Problem to work on:
Reproduce the entries exactly as they appear below.

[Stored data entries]
▬▬▬

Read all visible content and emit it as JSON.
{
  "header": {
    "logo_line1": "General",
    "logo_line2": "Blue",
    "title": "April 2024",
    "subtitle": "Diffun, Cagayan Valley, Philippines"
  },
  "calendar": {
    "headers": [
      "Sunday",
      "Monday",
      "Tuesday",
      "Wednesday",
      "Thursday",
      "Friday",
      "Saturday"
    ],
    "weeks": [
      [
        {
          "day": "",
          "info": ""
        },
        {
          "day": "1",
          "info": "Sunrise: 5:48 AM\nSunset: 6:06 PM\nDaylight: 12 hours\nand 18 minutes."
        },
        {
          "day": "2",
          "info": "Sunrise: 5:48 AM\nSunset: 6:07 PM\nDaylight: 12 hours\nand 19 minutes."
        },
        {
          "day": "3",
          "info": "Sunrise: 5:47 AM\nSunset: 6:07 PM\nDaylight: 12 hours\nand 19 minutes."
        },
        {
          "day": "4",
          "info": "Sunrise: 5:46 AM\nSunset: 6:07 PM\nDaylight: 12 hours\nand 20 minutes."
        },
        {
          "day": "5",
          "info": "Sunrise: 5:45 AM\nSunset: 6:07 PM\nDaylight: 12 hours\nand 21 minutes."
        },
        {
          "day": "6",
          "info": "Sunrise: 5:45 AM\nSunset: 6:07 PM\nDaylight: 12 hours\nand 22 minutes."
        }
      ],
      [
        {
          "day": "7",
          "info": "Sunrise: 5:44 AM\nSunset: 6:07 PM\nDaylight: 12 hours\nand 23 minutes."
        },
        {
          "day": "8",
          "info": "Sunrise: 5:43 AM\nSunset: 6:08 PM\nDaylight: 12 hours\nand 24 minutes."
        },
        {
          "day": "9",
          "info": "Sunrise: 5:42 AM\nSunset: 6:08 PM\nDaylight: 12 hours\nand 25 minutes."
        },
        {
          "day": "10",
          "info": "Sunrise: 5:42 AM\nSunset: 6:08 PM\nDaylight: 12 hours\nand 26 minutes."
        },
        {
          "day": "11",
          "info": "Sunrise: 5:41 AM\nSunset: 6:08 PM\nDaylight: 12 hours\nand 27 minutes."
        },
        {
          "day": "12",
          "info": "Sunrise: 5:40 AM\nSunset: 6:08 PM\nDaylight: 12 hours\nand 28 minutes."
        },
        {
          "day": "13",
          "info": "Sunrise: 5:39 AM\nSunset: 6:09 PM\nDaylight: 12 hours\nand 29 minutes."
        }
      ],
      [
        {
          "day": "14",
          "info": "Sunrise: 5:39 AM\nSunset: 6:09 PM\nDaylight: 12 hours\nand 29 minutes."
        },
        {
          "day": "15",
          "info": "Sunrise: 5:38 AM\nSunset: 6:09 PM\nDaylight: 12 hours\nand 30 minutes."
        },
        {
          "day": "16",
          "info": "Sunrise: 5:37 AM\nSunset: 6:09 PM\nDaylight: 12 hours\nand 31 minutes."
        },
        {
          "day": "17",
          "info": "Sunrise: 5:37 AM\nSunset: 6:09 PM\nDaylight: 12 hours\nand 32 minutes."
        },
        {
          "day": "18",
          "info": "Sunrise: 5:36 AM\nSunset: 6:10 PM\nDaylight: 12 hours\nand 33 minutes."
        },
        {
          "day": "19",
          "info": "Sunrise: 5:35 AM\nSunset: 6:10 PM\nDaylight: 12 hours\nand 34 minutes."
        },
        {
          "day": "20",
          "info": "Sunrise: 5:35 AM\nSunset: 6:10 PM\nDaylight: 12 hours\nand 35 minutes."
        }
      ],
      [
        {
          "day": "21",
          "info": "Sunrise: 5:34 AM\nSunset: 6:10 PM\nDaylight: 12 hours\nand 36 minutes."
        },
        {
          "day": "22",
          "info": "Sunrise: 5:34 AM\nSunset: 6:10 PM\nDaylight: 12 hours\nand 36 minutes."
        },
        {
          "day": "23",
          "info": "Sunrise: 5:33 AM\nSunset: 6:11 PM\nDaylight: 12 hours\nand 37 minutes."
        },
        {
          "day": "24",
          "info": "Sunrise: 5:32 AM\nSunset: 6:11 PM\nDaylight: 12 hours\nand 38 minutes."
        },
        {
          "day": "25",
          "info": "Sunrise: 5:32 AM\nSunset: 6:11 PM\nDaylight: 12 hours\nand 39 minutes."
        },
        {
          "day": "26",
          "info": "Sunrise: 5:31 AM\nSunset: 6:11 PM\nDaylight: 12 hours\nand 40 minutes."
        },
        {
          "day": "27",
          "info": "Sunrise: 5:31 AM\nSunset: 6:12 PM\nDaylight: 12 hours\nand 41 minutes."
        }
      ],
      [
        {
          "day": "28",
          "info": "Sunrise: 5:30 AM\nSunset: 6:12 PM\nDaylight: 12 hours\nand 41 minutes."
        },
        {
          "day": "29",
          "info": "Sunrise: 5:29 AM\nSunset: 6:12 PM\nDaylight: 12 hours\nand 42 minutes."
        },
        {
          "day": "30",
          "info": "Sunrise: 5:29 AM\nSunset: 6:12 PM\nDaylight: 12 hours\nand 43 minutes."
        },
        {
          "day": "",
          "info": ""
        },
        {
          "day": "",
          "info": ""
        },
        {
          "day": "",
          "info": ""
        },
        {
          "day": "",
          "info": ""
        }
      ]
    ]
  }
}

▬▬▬

Solution for this exercise:
Read all visible content and emit it as JSON.
{
  "header": {
    "logo_line1": "General",
    "logo_line2": "Blue",
    "title": "April 2024",
    "subtitle": "Diffun, Cagayan Valley, Philippines"
  },
  "calendar": {
    "headers": [
      "Sunday",
      "Monday",
      "Tuesday",
      "Wednesday",
      "Thursday",
      "Friday",
      "Saturday"
    ],
    "weeks": [
      [
        {
          "day": "",
          "info": ""
        },
        {
          "day": "1",
          "info": "Sunrise: 5:48 AM\nSunset: 6:06 PM\nDaylight: 12 hours\nand 18 minutes."
        },
        {
          "day": "2",
          "info": "Sunrise: 5:48 AM\nSunset: 6:07 PM\nDaylight: 12 hours\nand 19 minutes."
        },
        {
          "day": "3",
          "info": "Sunrise: 5:47 AM\nSunset: 6:07 PM\nDaylight: 12 hours\nand 19 minutes."
        },
        {
          "day": "4",
          "info": "Sunrise: 5:46 AM\nSunset: 6:07 PM\nDaylight: 12 hours\nand 20 minutes."
        },
        {
          "day": "5",
          "info": "Sunrise: 5:45 AM\nSunset: 6:07 PM\nDaylight: 12 hours\nand 21 minutes."
        },
        {
          "day": "6",
          "info": "Sunrise: 5:45 AM\nSunset: 6:07 PM\nDaylight: 12 hours\nand 22 minutes."
        }
      ],
      [
        {
          "day": "7",
          "info": "Sunrise: 5:44 AM\nSunset: 6:07 PM\nDaylight: 12 hours\nand 23 minutes."
        },
        {
          "day": "8",
          "info": "Sunrise: 5:43 AM\nSunset: 6:08 PM\nDaylight: 12 hours\nand 24 minutes."
        },
        {
          "day": "9",
          "info": "Sunrise: 5:42 AM\nSunset: 6:08 PM\nDaylight: 12 hours\nand 25 minutes."
        },
        {
          "day": "10",
          "info": "Sunrise: 5:42 AM\nSunset: 6:08 PM\nDaylight: 12 hours\nand 26 minutes."
        },
        {
          "day": "11",
          "info": "Sunrise: 5:41 AM\nSunset: 6:08 PM\nDaylight: 12 hours\nand 27 minutes."
        },
        {
          "day": "12",
          "info": "Sunrise: 5:40 AM\nSunset: 6:08 PM\nDaylight: 12 hours\nand 28 minutes."
        },
        {
          "day": "13",
          "info": "Sunrise: 5:39 AM\nSunset: 6:09 PM\nDaylight: 12 hours\nand 29 minutes."
        }
      ],
      [
        {
          "day": "14",
          "info": "Sunrise: 5:39 AM\nSunset: 6:09 PM\nDaylight: 12 hours\nand 29 minutes."
        },
        {
          "day": "15",
          "info": "Sunrise: 5:38 AM\nSunset: 6:09 PM\nDaylight: 12 hours\nand 30 minutes."
        },
        {
          "day": "16",
          "info": "Sunrise: 5:37 AM\nSunset: 6:09 PM\nDaylight: 12 hours\nand 31 minutes."
        },
        {
          "day": "17",
          "info": "Sunrise: 5:37 AM\nSunset: 6:09 PM\nDaylight: 12 hours\nand 32 minutes."
        },
        {
          "day": "18",
          "info": "Sunrise: 5:36 AM\nSunset: 6:10 PM\nDaylight: 12 hours\nand 33 minutes."
        },
        {
          "day": "19",
          "info": "Sunrise: 5:35 AM\nSunset: 6:10 PM\nDaylight: 12 hours\nand 34 minutes."
        },
        {
          "day": "20",
          "info": "Sunrise: 5:35 AM\nSunset: 6:10 PM\nDaylight: 12 hours\nand 35 minutes."
        }
      ],
      [
        {
          "day": "21",
          "info": "Sunrise: 5:34 AM\nSunset: 6:10 PM\nDaylight: 12 hours\nand 36 minutes."
        },
        {
          "day": "22",
          "info": "Sunrise: 5:34 AM\nSunset: 6:10 PM\nDaylight: 12 hours\nand 36 minutes."
        },
        {
          "day": "23",
          "info": "Sunrise: 5:33 AM\nSunset: 6:11 PM\nDaylight: 12 hours\nand 37 minutes."
        },
        {
          "day": "24",
          "info": "Sunrise: 5:32 AM\nSunset: 6:11 PM\nDaylight: 12 hours\nand 38 minutes."
        },
        {
          "day": "25",
          "info": "Sunrise: 5:32 AM\nSunset: 6:11 PM\nDaylight: 12 hours\nand 39 minutes."
        },
        {
          "day": "26",
          "info": "Sunrise: 5:31 AM\nSunset: 6:11 PM\nDaylight: 12 hours\nand 40 minutes."
        },
        {
          "day": "27",
          "info": "Sunrise: 5:31 AM\nSunset: 6:12 PM\nDaylight: 12 hours\nand 41 minutes."
        }
      ],
      [
        {
          "day": "28",
          "info": "Sunrise: 5:30 AM\nSunset: 6:12 PM\nDaylight: 12 hours\nand 41 minutes."
        },
        {
          "day": "29",
          "info": "Sunrise: 5:29 AM\nSunset: 6:12 PM\nDaylight: 12 hours\nand 42 minutes."
        },
        {
          "day": "30",
          "info": "Sunrise: 5:29 AM\nSunset: 6:12 PM\nDaylight: 12 hours\nand 43 minutes."
        },
        {
          "day": "",
          "info": ""
        },
        {
          "day": "",
          "info": ""
        },
        {
          "day": "",
          "info": ""
        },
        {
          "day": "",
          "info": ""
        }
      ]
    ]
  }
}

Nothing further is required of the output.